This information is provided courtesy of 28th District State Sen. Joey Hensley R-Hohenwald who is a doctor. His district includes Giles and five other counties.
Our state’s conservative fiscal strategy is working -- creating new jobs and opportunities for Tennesseans.
Over the last decade, we have worked diligently each year to prepare responsible balanced budgets that include strategic investments in jobs, education and infrastructure to boost our economy; thoughtful reductions to promote government efficiency and accountability; and even put back savings to weather economic storms.
This strategy has yielded great results with the Volunteer State now ranked first in the nation for fiscal stability.
The state’s AAA bond rating delivered by all three major rating agencies earlier this summer helped boost this status.
Tennessee’s credit rating reflects the extremely strong confidence the rating agencies have in the state’s capacity to meet its financial commitments.
The agencies also look at the fact that we are the least indebted state in the nation per capita, our top-ranked pension plan, and our status as one of only five states without road debt.
"As 2nd Vice-Chair of the Senate Finance Committee I am very pleased that it was the sixth consecutive year that we earned the agencies’ highest ratings," Hensley said.
So why is this important? Tennessee’s sound financial footing and reputation for being a well-managed state has received the attention of the business world.
We outpace the nation for current job recovery and overall business growth. For example, despite obstacles presented by COVID-19, business starts jumped to a record high in the first half of 2021. About 70,118 businesses filed for business licenses over the past year, and 19,983 filed in the second quarter of 2021, the highest quarterly total ever recorded.
The state’s financial stability has also provided an environment to ease tax burdens on Tennesseans.
While many states adopt higher taxes, Tennessee’s state government has done the opposite. Since 2011, our General Assembly successfully cut approximately $880 million in taxes. We have phased out the inheritance tax, eliminated the gift tax, gave Hall Tax relief to senior citizens, and lowered the state’s portion of the sales tax on food, to name a few tax cuts.

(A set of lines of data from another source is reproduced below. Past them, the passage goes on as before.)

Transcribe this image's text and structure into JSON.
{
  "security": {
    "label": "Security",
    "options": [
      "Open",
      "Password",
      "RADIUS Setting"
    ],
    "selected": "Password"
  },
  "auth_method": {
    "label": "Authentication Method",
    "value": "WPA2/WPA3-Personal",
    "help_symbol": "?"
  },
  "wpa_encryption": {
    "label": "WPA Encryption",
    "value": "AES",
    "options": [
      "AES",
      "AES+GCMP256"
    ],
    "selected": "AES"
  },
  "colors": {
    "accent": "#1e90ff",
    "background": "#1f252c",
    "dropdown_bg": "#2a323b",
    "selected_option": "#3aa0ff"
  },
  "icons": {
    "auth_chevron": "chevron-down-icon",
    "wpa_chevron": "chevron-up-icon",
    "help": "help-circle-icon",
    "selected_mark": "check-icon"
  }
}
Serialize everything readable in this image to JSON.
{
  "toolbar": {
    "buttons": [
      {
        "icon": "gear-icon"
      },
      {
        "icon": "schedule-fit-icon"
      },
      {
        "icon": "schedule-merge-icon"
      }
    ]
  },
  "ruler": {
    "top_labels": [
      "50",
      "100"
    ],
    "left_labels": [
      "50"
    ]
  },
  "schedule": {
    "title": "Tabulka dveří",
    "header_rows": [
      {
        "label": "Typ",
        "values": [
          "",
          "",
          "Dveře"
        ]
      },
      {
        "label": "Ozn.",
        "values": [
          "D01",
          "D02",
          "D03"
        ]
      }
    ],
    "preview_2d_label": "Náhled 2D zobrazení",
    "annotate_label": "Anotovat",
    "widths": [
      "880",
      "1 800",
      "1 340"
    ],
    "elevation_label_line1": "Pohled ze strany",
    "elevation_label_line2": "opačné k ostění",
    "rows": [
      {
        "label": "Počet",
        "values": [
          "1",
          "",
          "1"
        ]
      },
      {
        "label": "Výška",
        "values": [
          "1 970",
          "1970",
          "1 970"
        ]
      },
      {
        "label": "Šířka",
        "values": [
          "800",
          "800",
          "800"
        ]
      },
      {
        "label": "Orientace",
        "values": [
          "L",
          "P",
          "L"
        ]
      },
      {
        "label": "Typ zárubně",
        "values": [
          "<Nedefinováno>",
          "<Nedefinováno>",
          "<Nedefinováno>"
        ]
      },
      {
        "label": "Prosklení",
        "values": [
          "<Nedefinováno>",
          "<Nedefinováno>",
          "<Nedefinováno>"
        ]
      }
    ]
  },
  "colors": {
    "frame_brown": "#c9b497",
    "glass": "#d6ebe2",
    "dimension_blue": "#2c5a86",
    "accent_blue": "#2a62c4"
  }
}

Beneficiaries include the elderly who have saved all their life and utilize investment income to help fund their retirement; farmers who want to leave their farm to their children, and everyone who purchases grocery food.
And, it is good to remember, these cuts were made despite the fact that Tennessee does not have a personal income tax. That is another reason Tennessee is experiencing job growth.
Other tax cuts made over the past decade include:
• Eliminated the professional privilege tax ($400 annually) for 15 of the 22 professions which pay it;
• Cut taxes on manufacturing to enhance job creation;
• Tossed the $6 million gym tax on smaller fitness facilities;
• Reduced sales taxes on fiber optic cable by $2.5 million;
o Saved our agriculture industry professionals $750,000;
• Slashed the $455,300 ammunition tax on law-abiding citizens;
• Took the sales tax off gun safes and gun safety devices ($321,300), and
• Continued and enhanced the Annual Sales Tax Holiday in August last year and this year. This year we added a week-long sales tax holiday on the purchase of food, including restaurants which were hit hard by the pandemic. ($24.8 million)
• We are on the right track! We must continue managing state government conservatively, investing in priorities, avoiding debt, and finding efficiencies to put more money back in the hands of taxpayers.
Hensley may be contacted at 425 Rep. John Lewis Way N., Suite 742, Nashville Tenn., 37243, by calling 615-741-3100, calling toll free 1-800-449-8366 ext. 13100, or faxing 615-253-0231.
His district address is 855 Summertown Highway, Hohenwald Tenn., N 38462, his phone number is 931-795-2018, his cell phone is 93`-212-8823 and e-mail is sen. email@example.com